[Stored data]
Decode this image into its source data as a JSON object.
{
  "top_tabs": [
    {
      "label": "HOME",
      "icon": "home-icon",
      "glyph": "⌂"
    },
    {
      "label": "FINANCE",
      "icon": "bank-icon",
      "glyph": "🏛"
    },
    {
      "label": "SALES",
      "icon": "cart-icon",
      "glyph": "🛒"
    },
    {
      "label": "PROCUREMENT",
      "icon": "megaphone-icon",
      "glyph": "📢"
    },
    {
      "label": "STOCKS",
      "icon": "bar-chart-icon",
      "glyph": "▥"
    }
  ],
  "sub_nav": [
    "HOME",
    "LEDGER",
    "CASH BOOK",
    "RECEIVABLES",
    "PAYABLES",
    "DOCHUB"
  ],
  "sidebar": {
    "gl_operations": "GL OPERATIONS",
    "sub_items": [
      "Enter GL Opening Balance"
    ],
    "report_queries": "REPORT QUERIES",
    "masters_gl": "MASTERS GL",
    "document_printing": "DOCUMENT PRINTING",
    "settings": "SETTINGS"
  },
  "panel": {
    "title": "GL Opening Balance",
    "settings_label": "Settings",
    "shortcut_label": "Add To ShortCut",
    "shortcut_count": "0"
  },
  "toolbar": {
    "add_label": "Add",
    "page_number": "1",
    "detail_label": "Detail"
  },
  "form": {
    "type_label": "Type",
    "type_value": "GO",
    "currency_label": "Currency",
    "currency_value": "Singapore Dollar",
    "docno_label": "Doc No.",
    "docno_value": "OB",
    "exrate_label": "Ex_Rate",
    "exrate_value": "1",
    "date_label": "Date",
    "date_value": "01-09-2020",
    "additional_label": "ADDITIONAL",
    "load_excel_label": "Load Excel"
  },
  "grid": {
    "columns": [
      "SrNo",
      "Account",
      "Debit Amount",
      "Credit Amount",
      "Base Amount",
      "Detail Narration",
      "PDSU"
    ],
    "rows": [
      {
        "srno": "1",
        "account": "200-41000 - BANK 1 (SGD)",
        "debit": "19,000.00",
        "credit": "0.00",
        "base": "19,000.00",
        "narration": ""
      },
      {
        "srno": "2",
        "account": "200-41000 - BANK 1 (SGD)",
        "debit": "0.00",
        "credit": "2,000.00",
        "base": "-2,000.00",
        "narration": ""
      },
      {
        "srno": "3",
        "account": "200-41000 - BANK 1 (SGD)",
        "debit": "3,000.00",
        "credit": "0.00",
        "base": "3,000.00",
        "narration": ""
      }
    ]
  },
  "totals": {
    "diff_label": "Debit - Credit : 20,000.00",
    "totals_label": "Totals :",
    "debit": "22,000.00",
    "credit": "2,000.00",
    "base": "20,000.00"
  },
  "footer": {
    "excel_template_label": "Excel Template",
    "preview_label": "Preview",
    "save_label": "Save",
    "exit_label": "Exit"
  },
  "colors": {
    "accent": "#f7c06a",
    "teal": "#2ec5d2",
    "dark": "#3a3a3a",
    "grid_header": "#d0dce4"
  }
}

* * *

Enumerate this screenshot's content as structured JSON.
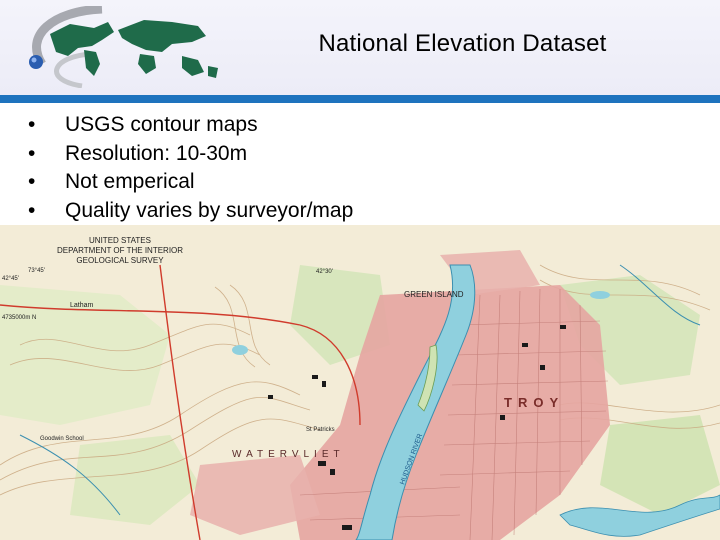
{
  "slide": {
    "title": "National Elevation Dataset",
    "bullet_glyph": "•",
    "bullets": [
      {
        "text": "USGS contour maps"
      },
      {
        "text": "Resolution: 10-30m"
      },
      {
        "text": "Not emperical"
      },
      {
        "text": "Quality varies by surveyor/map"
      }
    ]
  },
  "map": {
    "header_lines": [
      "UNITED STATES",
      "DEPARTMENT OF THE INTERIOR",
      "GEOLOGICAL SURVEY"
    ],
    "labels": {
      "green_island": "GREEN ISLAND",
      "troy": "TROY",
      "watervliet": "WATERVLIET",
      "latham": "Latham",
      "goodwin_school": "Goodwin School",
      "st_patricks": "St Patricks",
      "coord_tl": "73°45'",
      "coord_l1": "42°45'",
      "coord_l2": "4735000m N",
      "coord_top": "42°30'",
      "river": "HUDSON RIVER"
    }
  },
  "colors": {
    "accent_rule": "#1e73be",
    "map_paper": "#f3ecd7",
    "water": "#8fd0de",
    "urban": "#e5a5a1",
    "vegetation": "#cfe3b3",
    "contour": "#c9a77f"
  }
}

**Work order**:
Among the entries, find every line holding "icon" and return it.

**Result below**:
      "icon": "home-icon",
      "icon": "bank-icon",
      "icon": "cart-icon",
      "icon": "megaphone-icon",
      "icon": "bar-chart-icon",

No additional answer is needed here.